Sention signed an exclusive licensing and research collaboration agreement with Whitehouse Station, N.J.-based Merck to develop a preclinical mGluR5 antagonist for treating fragile X syndrome, an inherited form of mental retardation. Metabotropic glutamate receptors are targets in the central nervous system. Sention said abnormal signaling from the receptor might be the source of symptoms associated with fragile X.
"What Sention owned before this deal was the intellectual property for using an mGluR5 antagonist to treat fragile X mental retardation and other disorders, but we didn't have a compound ourselves," said David Mantus, vice president of regulatory affairs for the Providence, R.I.-based Sention.
The collaboration gives Sention "a fairly mature compound from Merck's portfolio, which we would then proceed to move into and through clinical development," he told BioWorld Today.
Financial terms of the deal were not disclosed, but Mantus said Sention is responsible for continuing the development of the compound into clinical trials. The company would have exclusive rights to the finished product for the specific indication of fragile X, though Sention would be allowed to develop the drug for Down syndrome, Mantus said. "We would also have an option to develop it for Huntington's disease."
The use of mGluR antagonists for treating mental retardation was suggested by one of Sention's founders, Mark Bear, a professor of neuroscience at the Picower Center for Learning and Memory at MIT.
Bear described the concept of linking "what we know to be the genetic disorder - the fragile X mental retardation protein - to the mGluR receptor. Then by antagonizing those receptors, you could potentially affect that process," Mantus said, adding that Bear demonstrated how the antagonists would work in preclinical models.
"Rather than treating symptoms, it's [targeting] what is thought to be the molecular basis of the disease," he said. "Dr. Bear did the fundamental science behind it. What makes it special is how interesting and fascinating the science is, and I believe that's also why Merck was interested in being part of this collaboration."
Sention, which was founded in 1999, focuses on developing treatments for central nervous system disorders, cognition and memory type disorders and mild cognitive impairment. The company also hopes to develop products for Alzheimer's disease.

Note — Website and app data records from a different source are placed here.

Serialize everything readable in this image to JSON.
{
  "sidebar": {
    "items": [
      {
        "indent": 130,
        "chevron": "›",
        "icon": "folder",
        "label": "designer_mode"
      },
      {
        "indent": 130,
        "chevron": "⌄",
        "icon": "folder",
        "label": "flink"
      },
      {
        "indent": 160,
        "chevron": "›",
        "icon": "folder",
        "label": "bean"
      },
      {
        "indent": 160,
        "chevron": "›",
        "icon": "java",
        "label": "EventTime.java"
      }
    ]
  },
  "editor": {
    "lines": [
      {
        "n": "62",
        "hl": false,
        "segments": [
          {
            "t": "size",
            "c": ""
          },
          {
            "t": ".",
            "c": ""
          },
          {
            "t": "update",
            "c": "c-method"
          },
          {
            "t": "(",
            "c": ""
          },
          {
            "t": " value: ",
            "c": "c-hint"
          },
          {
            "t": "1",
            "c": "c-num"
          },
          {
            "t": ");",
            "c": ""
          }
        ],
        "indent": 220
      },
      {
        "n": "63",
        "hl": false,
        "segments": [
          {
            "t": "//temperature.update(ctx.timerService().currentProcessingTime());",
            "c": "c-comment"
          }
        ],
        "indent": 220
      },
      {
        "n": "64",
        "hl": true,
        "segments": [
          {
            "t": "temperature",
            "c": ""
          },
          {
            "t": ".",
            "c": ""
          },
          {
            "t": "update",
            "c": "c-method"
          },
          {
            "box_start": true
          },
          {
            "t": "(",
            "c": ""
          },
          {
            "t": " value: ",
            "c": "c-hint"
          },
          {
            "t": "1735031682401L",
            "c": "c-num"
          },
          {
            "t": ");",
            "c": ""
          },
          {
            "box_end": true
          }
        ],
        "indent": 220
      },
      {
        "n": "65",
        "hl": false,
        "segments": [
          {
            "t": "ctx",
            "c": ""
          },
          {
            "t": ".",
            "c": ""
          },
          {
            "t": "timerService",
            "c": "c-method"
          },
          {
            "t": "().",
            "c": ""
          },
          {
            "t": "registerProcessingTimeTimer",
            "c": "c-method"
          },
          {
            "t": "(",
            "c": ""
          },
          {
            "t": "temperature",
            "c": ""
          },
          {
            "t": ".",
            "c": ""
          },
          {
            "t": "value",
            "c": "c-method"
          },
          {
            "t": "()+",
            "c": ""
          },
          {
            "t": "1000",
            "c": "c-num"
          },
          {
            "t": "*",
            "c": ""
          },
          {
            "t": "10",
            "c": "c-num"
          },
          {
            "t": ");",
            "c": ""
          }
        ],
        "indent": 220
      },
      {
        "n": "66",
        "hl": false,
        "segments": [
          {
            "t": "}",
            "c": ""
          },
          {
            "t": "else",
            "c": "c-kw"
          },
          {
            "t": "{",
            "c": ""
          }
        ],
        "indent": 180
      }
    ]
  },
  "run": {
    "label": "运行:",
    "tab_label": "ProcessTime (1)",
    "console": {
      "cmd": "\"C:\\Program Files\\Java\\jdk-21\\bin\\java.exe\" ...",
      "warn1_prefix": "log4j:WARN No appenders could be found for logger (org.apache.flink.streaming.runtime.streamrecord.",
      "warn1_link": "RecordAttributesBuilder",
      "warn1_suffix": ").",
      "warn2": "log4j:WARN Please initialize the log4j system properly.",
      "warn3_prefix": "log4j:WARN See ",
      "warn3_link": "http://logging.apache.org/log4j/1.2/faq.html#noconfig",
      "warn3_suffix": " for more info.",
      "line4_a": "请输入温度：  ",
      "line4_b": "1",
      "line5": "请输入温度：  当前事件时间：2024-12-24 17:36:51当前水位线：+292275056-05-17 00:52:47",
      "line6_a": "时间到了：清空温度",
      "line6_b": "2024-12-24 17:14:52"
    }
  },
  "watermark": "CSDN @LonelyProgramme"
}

Two products are in clinical trials for cognitive disorders: C105 is in Phase II trials and SN522 is in Phase I. Both drugs work by modulating neurotransmitters in the brain, Mantus said.
To date, the company has raised about $35 million through private financing, Mantus said. Its first financing round in March 2001 raised $13 million and was intended to get its lead products into clinical trials. (See BioWorld Today, Feb. 13, 2002.)
Sention has about 25 employees.